[[ RECORDS TO PROCESS open ]]

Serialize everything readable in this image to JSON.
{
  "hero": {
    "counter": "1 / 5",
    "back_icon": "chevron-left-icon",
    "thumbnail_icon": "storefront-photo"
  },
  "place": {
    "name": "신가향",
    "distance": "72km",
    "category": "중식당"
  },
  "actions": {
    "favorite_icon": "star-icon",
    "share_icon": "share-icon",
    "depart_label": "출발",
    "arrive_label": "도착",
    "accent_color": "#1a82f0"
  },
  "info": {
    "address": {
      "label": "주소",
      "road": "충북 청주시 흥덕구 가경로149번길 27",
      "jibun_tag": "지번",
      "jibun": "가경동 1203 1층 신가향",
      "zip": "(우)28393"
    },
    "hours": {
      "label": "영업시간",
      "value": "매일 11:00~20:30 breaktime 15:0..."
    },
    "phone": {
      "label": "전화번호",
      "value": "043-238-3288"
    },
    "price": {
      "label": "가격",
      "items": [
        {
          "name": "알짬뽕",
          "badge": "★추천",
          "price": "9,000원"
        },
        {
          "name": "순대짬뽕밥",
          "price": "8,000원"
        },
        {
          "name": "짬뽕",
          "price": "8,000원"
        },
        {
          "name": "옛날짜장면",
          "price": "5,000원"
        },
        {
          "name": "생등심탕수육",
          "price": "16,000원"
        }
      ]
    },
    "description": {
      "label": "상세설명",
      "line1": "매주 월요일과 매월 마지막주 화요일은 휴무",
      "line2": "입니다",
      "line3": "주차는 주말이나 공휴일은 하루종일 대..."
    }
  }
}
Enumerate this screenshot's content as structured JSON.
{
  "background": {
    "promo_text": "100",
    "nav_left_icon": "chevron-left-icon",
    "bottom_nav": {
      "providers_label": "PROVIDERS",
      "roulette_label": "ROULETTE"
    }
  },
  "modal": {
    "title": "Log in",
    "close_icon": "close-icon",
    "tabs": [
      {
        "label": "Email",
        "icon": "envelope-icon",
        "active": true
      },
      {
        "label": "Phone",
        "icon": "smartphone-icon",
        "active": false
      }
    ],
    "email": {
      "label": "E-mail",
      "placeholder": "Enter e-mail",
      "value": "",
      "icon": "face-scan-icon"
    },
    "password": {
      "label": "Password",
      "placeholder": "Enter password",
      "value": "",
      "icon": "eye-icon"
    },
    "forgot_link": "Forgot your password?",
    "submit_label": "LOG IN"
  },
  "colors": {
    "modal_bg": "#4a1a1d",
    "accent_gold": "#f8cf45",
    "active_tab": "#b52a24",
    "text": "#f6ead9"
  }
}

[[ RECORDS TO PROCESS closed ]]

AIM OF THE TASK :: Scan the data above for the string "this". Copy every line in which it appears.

COMPLETED TASK ::
Serialize everything readable in this image to JSON.
Enumerate this screenshot's content as structured JSON.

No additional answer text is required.